- Small Business Innovation Research Grant (SBIR) & Small Business Technology Transfer Research Grants (STTR): programs are one of the largest sources of early-stage capital for innovative small companies in the United States. Per NIH, “the SBIR program funds early stage small businesses that are seeking to commercialize innovative biomedical technologies. This competitive program helps small businesses participate in federal research and development, develop life-saving technologies, and create jobs.” While the “the NIH STTR program is similar to the NIH SBIR program, but requires that the small business formally collaborate with a research institution in Phase I and Phase II.” UC San Diego is not allowed to be the prime submitting agency with either of these two types of opportunities, instead, we act as the educational component – aka consortium/subaward. Click here for more information on the SBIR & STTR programs.

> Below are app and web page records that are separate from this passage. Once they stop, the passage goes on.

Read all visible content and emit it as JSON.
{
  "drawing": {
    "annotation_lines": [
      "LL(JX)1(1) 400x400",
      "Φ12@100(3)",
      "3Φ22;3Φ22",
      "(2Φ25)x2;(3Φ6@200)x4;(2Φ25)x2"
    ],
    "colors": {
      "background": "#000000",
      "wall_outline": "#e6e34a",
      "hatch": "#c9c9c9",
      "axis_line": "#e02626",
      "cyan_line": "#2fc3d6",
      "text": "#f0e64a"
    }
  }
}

- Streamlined Non-Competing Award Process (SNAP): is a streamlined process that includes a number of provisions that modify annual progress reports, NOAs, and financial reports. Unobligated balances of under 25% are automatically carried over to the next budget year, without prior approval or permission. All NIH award notices identify whether the grant is subject to or excluded from SNAP. At UC San Diego, if an award is SNAP-eligible, then the PI has been delegated authority to submit their own progress report in the RPPR module in eRA Commons. You will need to process, on your own or with the assistance of your Fund Manager, your annual FCOI Form. For more information on SNAP, click here.
- Non-streamlined Non-Competing Award Process (Non-SNAP): is not a streamline process or subject to the SNAP process and typically includes a detailed budget in the RPPR module in eRA Commons. At UC San Diego, if an award is NOT SNAP-eligible, then the PI does NOT have delegated authority to submit their own RPPR in eRA Commons and this will need to be submitted by your HS SPPO or OCGA Analyst. You will need to obtain a new UCSD #, signatures on a new RES Form, Internal Budget, and process your annual FCOI Forms for all key persons on the grant.

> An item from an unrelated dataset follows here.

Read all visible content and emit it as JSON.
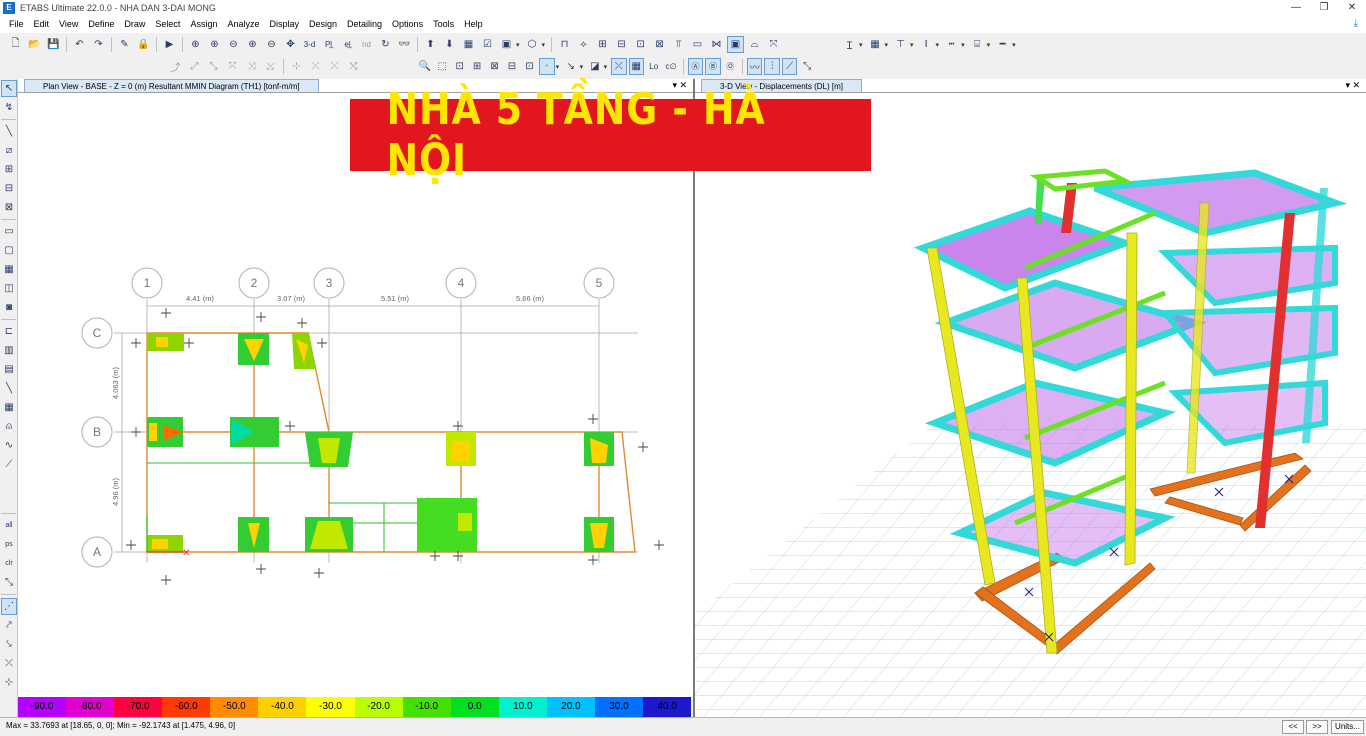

RePORT assists NIH with transparency and public accountability. RePORT “provides access to reports, data, and analyses of NIH research activities, including expenditures and the results of NIH supported research. It is also a great tool to use for PIs in search of potential future collaborators. Click here for more information as well as the search tool.
Every Fiscal Year (FY), the Consolidated and Further Continuing Appropriations Act restricts the amount of direct salary paid on NIH awards. Currently, the Congressionally-set NIH Salary Cap is at Executive Level II. For FY 2015, this is $189,600. Please click here
for the current rates as well as to see NOT-OD-15-049
for the current notice on salary limitations on grants, cooperative agreements, and contracts.